Download the full document here

Company non-response
16 July 2018

Grupo Mexico did not respond

Grupo Mexico did not respond to allegations of environmental pollution.

Company response
16 July 2018

HSBC response

"Samarco

Your letter asks about our own due diligence and any engagement with the company.  As you expected, we are unable to provide further information on these subjects, because of our ongoing duty of client confidentiality.

More generally, our 2007 Mining and Metals policy did explicitly cover the issue of tailings, and our revised policy (2016)  recognises that the mining sector ‘can have unacceptable adverse impacts on people or on the environment’ and includes specific restrictions, requiring enhanced due diligence, around  human rights issues and where there is a poor sustainability track record, including material accidents, spills or pollution.

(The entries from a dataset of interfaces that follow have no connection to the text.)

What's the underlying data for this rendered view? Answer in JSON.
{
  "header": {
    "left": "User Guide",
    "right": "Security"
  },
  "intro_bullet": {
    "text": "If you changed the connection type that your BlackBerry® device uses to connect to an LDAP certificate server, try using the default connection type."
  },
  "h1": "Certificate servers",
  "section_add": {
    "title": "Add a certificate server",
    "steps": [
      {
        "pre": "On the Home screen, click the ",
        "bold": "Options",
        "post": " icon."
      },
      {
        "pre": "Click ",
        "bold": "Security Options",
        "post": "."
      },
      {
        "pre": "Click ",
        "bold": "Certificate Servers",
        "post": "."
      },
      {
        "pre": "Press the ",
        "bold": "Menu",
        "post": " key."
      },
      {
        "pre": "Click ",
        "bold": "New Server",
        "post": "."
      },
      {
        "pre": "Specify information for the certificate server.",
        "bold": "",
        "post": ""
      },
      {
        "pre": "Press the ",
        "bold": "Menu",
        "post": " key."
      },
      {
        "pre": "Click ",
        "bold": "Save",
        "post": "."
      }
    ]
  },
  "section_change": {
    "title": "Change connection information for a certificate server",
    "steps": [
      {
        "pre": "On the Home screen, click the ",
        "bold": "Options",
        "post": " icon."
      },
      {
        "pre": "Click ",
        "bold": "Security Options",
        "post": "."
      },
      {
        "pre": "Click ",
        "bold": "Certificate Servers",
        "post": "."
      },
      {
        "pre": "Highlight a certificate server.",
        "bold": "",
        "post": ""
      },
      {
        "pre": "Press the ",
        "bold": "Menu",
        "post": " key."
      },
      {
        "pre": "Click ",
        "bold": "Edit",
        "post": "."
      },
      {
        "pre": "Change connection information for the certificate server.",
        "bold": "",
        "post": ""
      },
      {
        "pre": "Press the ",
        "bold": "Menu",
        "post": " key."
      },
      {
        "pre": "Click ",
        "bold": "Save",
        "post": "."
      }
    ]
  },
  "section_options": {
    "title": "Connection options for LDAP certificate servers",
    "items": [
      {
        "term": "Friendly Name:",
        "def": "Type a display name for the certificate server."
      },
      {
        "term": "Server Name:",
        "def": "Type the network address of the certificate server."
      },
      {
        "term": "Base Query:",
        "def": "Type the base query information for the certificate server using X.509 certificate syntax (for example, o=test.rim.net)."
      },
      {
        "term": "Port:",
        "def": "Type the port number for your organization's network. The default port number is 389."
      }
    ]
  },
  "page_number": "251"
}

HSBC works with clients who meet its sustainability standards and those who are making credible progress towards meeting them; but where clients are unwilling or unable to meet those standards, we will end the relationship.

Financial data

We do not generally comment on the financial information used by Facing Finance in compiling its reports.  We most frequently appear on shareholder registers where we are the nominee holder or custodian for our clients’ assets - we have not made the underlying investment decision and are not the beneficial owner of the assets.”

Download the full document here

Company response
16 July 2018

ING response

“The report states that ING has sufficient mining policies. At the same time, suggestions for improvement have been made in the report, notably in the area of transparency. We welcome these suggestions. Sustainability is a dynamic topic that is influenced by societal changes and therefore correspondently changes over time. This year (2018) we are revising our policy framework and have also requested input from NGO’s on our policies. In this manner we hope to cover the most relevant concerns related to extraction. An example thereof was already published late last year when we were the first global bank to publish a target on financing to coal power generation, reducing our exposure to close to zero by 2025. This was on top of our earlier (2015) announced policy to no longer finance new coal fired power plants and thermal coal mines.”

Download the full document here

Company response
16 July 2018

Rabobank response

“The report acknowledges Rabobank as a frontrunner in its policies regarding the extractive industries we appreciate that our efforts are noticed. Rabobank has a robust sustainability policy framework with thematic and sector policies both addressing the issues relevant for the extractive industries. We continuously evaluate and benchmark our policies and practices to further improve them. In the recent 2-yearly update of our policy framework we further strengthened  our stance on arctic drilling and mountain top removal mining by including them in our list of excluded activities. Rules regarding client confidentiality restrict our ability to disclose information regarding our clients and any engagements with them. We monitor our clients on an ongoing basis, and if we have reason to believe that the client does not meet our policy criteria we enter into an engagement process. We report on these engagements in our annual report. The report couples data on investments over years to ESG performance, we would be cautious to draw conclusions regarding the effectiveness of engagements of banks. Please note that engagement trajectories take their time as the issues raised are often complex with no simple solutions, also loan tenure tend to be fixed for a certain period of time. A longer monitoring period than the 7 year period the report currently bases its findings on, would be necessary to be able to say anything meaningful about possible trends. Finally, we would like to add that the majority of the recommendations and demands of the report to the financial institutions are already part of Rabobank’s daily practice. We are happy to see that especially our efforts regarding transparency and the reporting structures for our engagement process are taken as an example of a good practice.”

Download the full document here